"""

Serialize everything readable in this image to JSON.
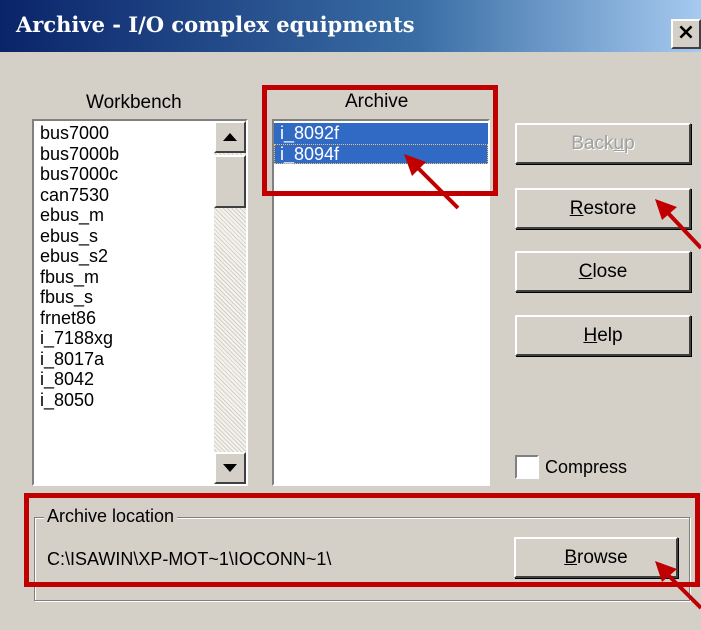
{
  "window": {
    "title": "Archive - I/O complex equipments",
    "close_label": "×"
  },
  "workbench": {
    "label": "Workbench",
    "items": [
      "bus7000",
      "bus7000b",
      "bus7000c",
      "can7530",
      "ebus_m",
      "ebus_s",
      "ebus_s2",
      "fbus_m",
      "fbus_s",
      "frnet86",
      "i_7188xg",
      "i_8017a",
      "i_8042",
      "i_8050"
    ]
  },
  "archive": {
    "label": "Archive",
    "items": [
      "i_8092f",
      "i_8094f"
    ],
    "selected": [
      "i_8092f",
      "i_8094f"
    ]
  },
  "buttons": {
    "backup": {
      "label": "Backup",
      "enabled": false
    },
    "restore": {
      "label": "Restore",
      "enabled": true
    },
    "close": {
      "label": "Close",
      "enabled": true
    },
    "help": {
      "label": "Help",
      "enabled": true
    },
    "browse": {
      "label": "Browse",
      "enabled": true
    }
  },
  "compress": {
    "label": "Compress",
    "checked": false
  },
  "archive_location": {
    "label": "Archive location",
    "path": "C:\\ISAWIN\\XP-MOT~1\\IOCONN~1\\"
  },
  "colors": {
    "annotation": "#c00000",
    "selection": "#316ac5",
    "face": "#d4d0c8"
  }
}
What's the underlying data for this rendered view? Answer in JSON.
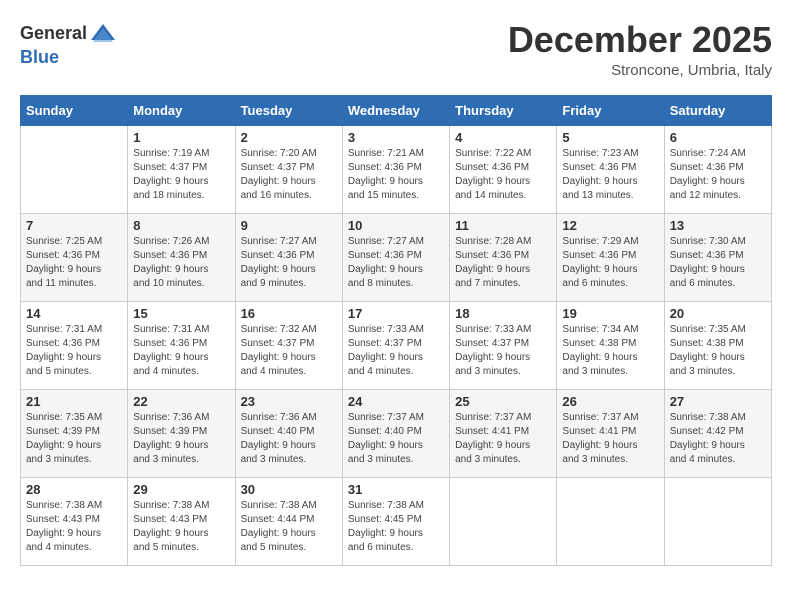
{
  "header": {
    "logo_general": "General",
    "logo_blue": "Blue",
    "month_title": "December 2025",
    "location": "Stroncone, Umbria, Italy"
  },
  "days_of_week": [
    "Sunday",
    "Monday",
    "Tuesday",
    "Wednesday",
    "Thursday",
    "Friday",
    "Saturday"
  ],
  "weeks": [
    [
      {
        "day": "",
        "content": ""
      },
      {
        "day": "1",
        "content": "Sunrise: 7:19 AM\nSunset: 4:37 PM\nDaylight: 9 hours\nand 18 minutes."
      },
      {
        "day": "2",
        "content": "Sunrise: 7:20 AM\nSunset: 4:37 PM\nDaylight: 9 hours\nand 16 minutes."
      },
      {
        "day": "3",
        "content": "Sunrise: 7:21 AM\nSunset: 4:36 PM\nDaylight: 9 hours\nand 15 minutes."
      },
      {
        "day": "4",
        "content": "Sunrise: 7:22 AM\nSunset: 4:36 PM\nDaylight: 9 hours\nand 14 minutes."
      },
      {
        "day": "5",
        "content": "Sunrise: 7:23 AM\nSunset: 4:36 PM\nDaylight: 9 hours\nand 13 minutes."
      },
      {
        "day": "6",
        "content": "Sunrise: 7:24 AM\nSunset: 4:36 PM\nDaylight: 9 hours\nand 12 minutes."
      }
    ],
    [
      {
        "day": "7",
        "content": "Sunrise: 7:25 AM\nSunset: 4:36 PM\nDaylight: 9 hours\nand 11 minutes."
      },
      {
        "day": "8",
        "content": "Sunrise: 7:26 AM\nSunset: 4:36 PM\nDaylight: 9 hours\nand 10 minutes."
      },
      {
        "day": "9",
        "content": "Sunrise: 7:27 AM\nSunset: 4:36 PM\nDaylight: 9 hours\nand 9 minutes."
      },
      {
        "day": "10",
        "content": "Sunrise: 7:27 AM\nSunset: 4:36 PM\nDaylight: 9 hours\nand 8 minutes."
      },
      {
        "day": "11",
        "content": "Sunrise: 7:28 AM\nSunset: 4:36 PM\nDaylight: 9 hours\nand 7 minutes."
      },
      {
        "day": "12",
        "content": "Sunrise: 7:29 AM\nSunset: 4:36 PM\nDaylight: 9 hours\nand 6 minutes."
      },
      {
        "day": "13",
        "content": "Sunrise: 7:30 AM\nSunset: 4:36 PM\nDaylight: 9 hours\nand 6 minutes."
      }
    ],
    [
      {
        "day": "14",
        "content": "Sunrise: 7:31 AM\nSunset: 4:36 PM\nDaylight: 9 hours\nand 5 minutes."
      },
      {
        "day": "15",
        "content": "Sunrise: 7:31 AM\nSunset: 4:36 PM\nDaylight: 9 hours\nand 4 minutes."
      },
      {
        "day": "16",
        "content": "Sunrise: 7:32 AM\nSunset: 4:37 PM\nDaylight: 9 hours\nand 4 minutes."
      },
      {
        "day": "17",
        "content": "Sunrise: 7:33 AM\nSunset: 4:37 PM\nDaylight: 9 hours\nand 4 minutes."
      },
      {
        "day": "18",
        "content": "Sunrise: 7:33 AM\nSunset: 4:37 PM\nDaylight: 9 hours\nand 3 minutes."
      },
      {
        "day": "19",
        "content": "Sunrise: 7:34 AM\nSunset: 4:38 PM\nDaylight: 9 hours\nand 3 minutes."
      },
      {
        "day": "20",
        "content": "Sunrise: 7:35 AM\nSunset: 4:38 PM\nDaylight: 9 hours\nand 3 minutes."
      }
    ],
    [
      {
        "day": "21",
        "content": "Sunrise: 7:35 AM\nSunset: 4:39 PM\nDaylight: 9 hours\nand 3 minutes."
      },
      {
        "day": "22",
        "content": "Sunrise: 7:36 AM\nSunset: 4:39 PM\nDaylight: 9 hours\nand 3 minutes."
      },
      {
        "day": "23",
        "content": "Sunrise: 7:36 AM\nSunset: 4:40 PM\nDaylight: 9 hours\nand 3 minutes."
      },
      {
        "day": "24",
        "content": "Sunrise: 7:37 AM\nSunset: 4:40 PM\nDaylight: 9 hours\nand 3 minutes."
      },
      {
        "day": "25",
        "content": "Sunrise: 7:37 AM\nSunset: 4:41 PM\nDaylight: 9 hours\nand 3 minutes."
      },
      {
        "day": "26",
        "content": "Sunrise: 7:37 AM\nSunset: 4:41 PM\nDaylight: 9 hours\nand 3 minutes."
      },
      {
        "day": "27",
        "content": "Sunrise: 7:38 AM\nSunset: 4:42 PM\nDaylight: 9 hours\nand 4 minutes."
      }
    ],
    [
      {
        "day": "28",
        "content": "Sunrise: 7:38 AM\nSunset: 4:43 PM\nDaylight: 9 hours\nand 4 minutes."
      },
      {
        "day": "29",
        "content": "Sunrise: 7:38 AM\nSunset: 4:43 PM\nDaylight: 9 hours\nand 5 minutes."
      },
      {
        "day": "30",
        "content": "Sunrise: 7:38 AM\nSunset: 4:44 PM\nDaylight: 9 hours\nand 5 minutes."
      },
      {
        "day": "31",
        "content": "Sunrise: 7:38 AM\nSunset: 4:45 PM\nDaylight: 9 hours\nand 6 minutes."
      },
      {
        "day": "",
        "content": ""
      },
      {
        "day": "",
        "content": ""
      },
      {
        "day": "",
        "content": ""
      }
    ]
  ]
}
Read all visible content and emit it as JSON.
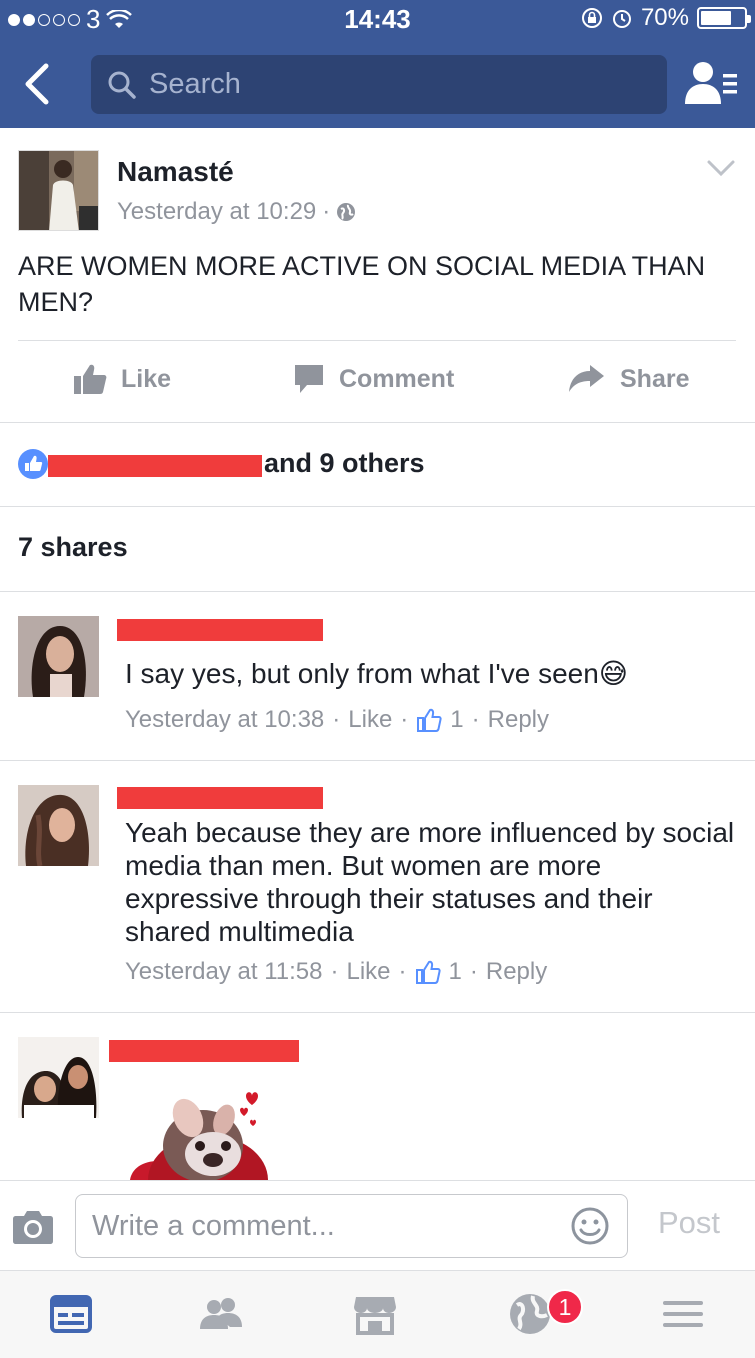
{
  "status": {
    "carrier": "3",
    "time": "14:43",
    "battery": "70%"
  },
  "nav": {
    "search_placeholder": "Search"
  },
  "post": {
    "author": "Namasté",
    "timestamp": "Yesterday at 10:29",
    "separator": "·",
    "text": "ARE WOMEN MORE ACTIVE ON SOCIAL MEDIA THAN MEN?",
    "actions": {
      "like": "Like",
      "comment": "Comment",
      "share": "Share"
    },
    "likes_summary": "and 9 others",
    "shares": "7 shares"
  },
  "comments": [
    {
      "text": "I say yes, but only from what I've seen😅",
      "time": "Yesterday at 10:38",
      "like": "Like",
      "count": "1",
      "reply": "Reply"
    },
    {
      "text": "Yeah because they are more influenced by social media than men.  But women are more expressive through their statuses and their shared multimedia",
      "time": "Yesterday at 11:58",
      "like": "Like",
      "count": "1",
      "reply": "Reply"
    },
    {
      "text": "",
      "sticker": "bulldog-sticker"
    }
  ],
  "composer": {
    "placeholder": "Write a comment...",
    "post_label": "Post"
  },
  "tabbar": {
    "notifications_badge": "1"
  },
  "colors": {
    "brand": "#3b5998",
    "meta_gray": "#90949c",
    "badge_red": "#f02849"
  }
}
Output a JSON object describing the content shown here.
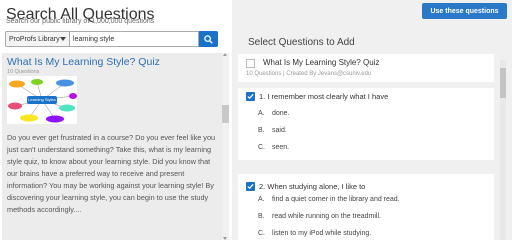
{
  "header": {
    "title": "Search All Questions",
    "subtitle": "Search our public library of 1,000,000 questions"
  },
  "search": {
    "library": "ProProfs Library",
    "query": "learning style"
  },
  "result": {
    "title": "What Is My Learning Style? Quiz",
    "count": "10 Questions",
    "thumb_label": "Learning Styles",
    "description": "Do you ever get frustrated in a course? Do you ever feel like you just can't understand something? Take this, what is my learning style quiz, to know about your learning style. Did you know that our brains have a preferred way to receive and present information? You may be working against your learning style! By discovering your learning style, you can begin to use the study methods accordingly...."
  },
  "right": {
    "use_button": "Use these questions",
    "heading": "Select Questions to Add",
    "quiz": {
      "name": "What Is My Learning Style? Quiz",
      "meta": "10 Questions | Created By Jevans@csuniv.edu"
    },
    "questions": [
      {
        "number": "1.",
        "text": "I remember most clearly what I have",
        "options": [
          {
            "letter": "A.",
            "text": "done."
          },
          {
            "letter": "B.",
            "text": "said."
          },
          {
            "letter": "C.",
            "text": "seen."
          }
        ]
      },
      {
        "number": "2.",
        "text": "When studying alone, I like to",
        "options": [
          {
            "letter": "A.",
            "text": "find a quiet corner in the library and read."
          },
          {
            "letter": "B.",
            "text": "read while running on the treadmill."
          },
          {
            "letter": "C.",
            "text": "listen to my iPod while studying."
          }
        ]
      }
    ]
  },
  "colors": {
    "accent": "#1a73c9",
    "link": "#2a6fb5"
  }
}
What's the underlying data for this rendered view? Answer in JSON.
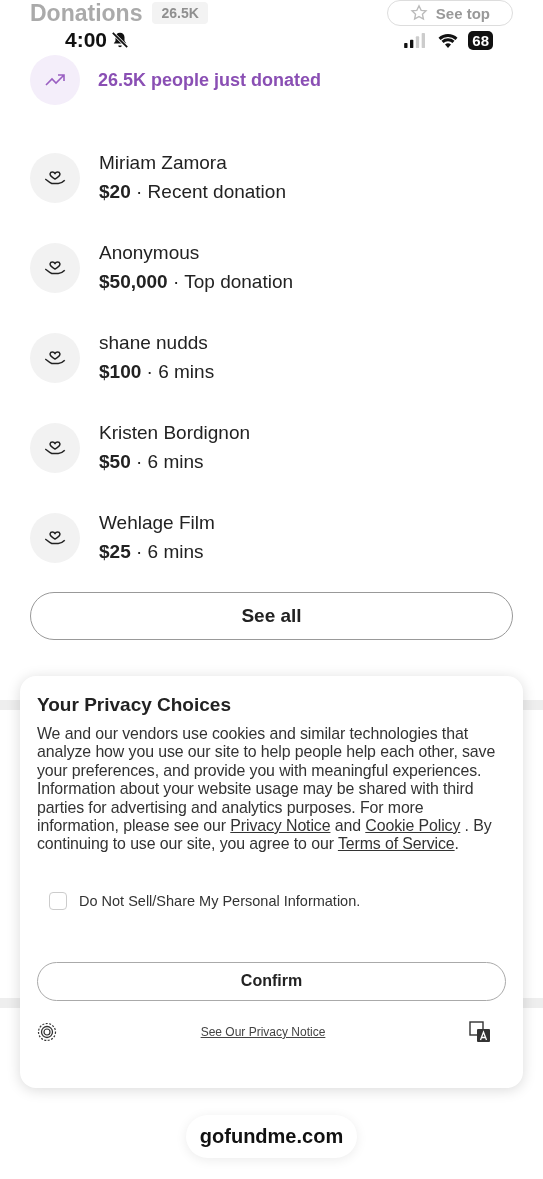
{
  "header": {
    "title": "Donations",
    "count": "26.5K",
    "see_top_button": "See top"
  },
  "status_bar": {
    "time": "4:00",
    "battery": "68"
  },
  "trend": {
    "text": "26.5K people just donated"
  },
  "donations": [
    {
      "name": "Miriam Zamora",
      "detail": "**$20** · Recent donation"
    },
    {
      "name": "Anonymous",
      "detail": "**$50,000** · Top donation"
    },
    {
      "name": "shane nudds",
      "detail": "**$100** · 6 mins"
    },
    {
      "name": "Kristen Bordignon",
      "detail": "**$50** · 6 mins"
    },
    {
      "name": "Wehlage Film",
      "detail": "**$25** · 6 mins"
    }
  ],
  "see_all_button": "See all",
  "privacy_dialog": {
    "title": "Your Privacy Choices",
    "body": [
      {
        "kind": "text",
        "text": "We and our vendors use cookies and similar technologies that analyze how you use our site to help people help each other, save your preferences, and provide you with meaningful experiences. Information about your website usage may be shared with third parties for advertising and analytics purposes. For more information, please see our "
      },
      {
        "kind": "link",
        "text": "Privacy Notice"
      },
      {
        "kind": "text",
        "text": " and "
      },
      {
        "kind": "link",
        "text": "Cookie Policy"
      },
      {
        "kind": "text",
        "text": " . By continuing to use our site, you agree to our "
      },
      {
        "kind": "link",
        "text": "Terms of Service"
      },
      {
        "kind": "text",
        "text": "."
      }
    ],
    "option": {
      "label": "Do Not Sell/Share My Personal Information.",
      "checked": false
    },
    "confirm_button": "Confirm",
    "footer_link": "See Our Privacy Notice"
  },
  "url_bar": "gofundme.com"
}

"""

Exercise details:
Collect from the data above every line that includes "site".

Task output:
        "text": "We and our vendors use cookies and similar technologies that analyze how you use our site to help people help each other, save your preferences, and provide you with meaningful experiences. Information about your website usage may be shared with third parties for advertising and analytics purposes. For more information, please see our "
        "text": " . By continuing to use our site, you agree to our "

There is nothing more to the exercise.